Aston Villa have seen many players walk through the door at Villa Park over the years, either on loan or permanent deals.
However, as tends to be the case with most clubs, not all transfer deals that take place end up being particularly successful or worthwhile.
One questionable transfer that took place at the Midlands club was their 2015 move for striker Rudy Gestede.
During the 2015 summer transfer window, under the management of Tim Sherwood, the Villans secured a deal to bring the striker to Villa Park from Blackburn Rovers for a fee of £6m.
Having been described as a “menacing” figure on the pitch by Sherwood, the Benin international was anything but that for his side, finding the back of the net only five times in 32 Premier League appearances throughout the 2015/16 campaign.
Also, despite appearing in the majority of their league games, the attacker could only rack up 18 shots on target in total, which is fewer than the number of fouls (24) he committed, meaning he was more of a liability for his side than a capable attacking threat.
With fewer goals scored (27) than any other side in the top flight that season, Villa eventually found themselves at the bottom of the league table and destined for the second division.
After Villa’s relegation at the end of Gestede’s debut campaign with the Villans, things didn’t get much better for him in the Championship either.
In 18 appearances, the centre-forward only scored four goals before joining Middlesbrough in the 2017 January transfer window, bringing an end to his uninspiring time as a Villa player after just 523 days.
Even with his lack of regular goals at the Midlands club, it seemed as though they were right to let him go when they did, as the striker only managed to bag eight times in 71 appearances for Boro following his exit from Villa Park.

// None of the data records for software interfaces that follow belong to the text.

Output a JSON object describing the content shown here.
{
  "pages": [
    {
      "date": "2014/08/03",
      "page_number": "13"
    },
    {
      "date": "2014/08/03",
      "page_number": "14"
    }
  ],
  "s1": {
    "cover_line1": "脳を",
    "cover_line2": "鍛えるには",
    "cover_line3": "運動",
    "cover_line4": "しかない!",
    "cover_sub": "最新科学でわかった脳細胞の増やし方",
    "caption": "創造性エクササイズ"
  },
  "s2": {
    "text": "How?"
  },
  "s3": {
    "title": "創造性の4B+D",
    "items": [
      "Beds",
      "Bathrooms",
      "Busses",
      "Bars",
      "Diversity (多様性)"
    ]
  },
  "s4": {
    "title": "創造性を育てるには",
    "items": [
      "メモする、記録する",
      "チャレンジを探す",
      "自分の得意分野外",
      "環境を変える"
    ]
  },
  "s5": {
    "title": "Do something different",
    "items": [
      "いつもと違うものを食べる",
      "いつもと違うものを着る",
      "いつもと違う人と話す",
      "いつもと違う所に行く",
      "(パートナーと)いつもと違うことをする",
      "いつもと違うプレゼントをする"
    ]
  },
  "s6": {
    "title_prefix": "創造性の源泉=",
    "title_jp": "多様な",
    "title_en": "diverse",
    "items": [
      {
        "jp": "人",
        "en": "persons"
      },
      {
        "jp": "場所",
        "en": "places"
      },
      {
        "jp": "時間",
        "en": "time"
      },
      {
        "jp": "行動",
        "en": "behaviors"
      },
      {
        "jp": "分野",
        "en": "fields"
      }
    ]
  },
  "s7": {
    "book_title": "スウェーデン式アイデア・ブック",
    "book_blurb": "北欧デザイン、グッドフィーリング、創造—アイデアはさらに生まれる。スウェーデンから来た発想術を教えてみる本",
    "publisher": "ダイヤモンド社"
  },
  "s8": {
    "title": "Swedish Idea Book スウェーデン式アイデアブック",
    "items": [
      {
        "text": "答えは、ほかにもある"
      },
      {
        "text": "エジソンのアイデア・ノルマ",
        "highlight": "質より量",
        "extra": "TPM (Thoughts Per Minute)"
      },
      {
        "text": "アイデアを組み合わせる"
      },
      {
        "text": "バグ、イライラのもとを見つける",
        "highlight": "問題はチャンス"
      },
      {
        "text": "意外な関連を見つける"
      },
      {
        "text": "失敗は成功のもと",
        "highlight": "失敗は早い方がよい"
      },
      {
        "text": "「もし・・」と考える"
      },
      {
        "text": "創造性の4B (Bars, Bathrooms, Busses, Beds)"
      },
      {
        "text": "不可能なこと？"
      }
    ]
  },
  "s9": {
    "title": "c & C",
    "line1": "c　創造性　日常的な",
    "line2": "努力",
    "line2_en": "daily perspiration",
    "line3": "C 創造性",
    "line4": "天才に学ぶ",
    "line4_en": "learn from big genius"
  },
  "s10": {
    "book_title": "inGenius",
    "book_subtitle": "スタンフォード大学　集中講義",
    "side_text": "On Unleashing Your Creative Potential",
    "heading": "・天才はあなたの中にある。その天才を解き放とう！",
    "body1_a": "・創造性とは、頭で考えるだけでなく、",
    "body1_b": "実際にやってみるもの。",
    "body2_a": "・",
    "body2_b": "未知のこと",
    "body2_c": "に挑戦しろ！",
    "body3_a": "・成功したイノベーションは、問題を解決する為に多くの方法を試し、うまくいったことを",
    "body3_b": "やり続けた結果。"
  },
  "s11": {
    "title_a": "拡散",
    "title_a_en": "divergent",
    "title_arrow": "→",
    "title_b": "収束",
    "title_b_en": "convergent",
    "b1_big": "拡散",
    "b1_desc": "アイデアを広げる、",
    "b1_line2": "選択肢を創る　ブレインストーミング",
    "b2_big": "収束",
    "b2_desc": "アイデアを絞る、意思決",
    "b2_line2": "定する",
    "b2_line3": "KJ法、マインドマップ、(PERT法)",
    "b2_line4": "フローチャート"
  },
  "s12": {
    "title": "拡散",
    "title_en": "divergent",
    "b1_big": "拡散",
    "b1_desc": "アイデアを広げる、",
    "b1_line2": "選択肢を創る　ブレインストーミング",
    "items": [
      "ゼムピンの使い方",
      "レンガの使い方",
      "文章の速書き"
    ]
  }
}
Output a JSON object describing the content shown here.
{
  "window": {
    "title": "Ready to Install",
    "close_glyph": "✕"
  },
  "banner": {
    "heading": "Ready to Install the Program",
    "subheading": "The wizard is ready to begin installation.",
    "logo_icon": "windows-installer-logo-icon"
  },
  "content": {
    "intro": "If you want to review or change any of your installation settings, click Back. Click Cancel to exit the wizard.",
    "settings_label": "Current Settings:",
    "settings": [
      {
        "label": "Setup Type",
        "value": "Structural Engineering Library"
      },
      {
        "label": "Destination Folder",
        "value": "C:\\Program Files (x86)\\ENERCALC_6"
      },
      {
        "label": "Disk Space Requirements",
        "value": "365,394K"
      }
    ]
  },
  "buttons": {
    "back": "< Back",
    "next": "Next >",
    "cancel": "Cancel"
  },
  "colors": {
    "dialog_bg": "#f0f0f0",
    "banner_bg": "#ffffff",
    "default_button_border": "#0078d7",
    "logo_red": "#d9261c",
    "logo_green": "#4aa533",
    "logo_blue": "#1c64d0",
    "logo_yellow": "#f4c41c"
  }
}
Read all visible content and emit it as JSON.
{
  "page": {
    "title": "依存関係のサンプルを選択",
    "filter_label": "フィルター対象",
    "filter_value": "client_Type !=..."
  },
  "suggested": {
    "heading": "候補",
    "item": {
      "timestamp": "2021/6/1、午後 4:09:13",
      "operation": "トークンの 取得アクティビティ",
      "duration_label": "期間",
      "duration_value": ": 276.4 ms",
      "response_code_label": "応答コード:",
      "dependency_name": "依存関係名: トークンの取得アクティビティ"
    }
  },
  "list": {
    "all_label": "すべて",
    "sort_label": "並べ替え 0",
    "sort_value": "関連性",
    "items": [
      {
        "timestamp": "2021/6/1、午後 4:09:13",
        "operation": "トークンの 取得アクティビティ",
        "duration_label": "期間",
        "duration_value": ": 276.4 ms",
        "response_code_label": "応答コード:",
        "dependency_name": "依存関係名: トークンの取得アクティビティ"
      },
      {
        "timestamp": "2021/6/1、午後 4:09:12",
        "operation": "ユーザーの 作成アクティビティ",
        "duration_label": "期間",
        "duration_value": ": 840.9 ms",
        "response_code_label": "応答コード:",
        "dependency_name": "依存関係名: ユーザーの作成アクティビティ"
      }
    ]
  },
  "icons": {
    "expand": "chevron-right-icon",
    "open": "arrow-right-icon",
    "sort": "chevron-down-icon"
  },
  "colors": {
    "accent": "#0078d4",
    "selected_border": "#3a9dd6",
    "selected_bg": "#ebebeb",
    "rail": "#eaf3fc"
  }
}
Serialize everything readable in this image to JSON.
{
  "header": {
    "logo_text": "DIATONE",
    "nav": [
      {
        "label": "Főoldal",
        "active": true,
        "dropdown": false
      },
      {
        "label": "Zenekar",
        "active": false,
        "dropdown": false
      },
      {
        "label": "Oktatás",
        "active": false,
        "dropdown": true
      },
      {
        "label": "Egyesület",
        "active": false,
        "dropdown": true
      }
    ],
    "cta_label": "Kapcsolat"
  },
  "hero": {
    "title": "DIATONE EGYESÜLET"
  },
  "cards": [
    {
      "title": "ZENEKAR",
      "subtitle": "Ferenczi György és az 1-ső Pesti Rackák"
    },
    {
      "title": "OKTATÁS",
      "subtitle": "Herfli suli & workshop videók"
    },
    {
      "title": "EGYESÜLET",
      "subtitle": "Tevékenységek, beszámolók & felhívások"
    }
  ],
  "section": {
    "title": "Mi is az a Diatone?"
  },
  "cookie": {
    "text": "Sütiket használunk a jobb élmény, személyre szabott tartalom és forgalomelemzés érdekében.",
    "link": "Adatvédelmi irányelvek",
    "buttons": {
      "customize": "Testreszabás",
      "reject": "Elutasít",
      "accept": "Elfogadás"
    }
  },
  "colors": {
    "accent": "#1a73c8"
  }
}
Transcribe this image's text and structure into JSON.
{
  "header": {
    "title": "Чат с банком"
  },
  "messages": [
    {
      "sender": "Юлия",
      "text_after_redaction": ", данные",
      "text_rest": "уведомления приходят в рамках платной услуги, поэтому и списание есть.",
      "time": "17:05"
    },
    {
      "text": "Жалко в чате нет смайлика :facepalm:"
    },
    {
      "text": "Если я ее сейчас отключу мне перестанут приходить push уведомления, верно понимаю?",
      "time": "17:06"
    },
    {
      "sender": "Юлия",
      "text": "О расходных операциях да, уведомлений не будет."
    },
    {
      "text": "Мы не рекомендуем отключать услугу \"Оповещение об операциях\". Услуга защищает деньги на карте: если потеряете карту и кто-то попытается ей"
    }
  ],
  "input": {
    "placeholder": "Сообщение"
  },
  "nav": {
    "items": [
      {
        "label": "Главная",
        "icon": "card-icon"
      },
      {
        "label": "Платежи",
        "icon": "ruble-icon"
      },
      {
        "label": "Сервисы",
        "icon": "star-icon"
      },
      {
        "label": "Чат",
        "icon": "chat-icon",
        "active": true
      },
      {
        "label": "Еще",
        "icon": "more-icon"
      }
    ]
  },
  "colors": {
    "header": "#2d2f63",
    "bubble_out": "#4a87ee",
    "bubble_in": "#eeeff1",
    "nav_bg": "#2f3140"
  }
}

Taking all of this into account, it’s safe to say that Sherwood had a shocker by bringing Gestede to Villa, who ultimately wasted a total fee of £8.1m from his transfer fee and £28k-per-week wages by having him on their books for as long as they did.